Hiring across GCC rising – but focus is on entry-level jobs
Author: Kirsty Tuxford | Date: 5 Oct 2016
The most in demand skills are languages, admin, and sales and marketing, says Bayt.com survey
The numbers of opportunities in entry-level private sector jobs across the GCC is rising, with organisations in Saudi Arabia and the UAE reporting the strongest intention of hiring new employees in the next three months.
A new Middle East Job survey, compiled by Bayt.com and YouGov, has revealed that 67 per cent of employers in the UAE and 65 per cent in KSA plan to start recruit in the coming months. However, the survey shows that the biggest areas of growth will be entry-level or mid-career with no managerial responsibilities.
Graham Boyle, managing director at Global Executive Consulting, says there is a slowdown in senior recruitment, but doesn’t see it necessarily as a problem. “The image of senior roles completely drying up is not real. Senior roles are still there, but I’d say about 80 per cent of them are not being advertised. That could account for the data in the surveys,” he said. “Employers are being a lot more cautious – there are many reasons for this, but the main reason is usually due to the financial burden it has on the organisation and the overheads that come along with high-level employees. I think we’ll see a pick-up in senior employment by the start of 2017.”
The most in-demand skills include administrative skills, languages, and sales and marketing. Conversely, despite most available jobs not being managerial, 38 per cent of organisations in the UAE said they were looking for candidates with managerial skills – suggesting that limited budget may be one reason for recruiting new employees at the lower end of the pay scale, and that businesses are trying to get more talent for their money.
Boyle also suggests organisations are filling senior roles internally. “It’s in their interests to do that because it promotes employee engagement and employees see there is an opportunity for them to climb the career ladder,” he said.
There are differences across the region in terms of where most senior roles are available. “The Emirates, Kuwait, Bahrain and Oman are all doing pretty well right now compared to other countries in the region,” said Boyle. “Qatar has issues that make it a bit more volatile – it seems to be hot one month and cold the next. A lot of good candidates have picked that up.
“KSA is having a downturn in terms of the number of senior appointments, and that is because the country has not diversified enough away from oil and gas. They’ve not followed the lead of the UAE and branched off into other industries.
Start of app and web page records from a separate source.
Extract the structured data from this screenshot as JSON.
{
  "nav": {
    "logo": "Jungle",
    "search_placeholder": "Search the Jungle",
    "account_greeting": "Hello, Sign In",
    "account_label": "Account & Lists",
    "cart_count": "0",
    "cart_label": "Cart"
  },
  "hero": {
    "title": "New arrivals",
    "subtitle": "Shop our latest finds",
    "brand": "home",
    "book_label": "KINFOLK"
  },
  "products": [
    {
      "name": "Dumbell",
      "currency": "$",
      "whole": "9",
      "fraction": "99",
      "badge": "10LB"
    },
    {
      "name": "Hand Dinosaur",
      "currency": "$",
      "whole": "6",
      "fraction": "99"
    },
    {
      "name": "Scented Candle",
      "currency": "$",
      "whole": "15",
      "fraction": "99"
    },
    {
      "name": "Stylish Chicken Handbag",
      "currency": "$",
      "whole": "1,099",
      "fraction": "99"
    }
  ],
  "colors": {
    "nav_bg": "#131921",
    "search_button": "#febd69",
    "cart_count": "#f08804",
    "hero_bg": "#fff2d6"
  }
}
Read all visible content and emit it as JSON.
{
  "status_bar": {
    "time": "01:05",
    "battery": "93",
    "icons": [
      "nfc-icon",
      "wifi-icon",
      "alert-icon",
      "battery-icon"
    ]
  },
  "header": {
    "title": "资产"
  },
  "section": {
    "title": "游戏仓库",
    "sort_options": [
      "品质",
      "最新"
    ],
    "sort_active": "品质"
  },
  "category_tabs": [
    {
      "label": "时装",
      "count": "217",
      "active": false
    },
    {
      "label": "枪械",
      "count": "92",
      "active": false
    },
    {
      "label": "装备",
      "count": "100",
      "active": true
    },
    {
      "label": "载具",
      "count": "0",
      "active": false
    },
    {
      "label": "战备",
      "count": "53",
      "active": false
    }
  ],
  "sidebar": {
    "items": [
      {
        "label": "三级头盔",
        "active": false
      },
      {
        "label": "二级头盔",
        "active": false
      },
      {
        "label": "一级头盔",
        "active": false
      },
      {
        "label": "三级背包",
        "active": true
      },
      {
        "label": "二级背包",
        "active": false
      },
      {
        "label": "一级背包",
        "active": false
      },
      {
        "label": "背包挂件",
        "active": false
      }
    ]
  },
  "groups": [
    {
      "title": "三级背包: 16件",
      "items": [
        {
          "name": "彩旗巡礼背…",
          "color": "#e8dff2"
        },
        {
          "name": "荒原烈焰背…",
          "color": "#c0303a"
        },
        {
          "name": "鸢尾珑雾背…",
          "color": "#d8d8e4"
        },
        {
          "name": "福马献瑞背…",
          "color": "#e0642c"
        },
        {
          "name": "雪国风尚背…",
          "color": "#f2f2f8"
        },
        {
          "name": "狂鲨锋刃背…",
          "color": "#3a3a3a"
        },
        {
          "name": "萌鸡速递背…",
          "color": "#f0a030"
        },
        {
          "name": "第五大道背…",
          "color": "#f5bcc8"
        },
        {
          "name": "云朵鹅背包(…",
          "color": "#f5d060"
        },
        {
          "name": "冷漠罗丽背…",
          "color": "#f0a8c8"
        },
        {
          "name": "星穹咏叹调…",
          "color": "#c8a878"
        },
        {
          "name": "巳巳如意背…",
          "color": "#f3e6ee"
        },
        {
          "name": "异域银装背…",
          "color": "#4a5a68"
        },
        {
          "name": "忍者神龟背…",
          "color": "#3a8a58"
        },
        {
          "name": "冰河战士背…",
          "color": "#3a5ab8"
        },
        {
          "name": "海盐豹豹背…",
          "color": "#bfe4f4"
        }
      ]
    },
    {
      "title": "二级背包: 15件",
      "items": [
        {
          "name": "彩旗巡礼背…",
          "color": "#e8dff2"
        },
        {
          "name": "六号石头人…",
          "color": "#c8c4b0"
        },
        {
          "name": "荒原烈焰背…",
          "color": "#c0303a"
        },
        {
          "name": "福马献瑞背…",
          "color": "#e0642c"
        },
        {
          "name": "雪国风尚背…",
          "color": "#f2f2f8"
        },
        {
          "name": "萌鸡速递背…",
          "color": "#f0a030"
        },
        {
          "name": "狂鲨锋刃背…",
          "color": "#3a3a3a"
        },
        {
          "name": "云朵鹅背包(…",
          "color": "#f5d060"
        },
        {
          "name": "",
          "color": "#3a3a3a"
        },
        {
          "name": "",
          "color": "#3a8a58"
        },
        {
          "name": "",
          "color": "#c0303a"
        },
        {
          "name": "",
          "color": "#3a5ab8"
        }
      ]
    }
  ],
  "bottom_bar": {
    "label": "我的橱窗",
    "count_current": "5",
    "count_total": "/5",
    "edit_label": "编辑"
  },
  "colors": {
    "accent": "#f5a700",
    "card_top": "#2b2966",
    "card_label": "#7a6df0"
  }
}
Saudi is still completely reliant on the government and the big oil and gas companies, so they are getting hammered right now,” he added.
According to the survey, where roles are available they are in the banking and finance industry, hospitality, the recreation and entertainment sector and telecommunications. The most in-demand qualifications are degrees in business management and engineering.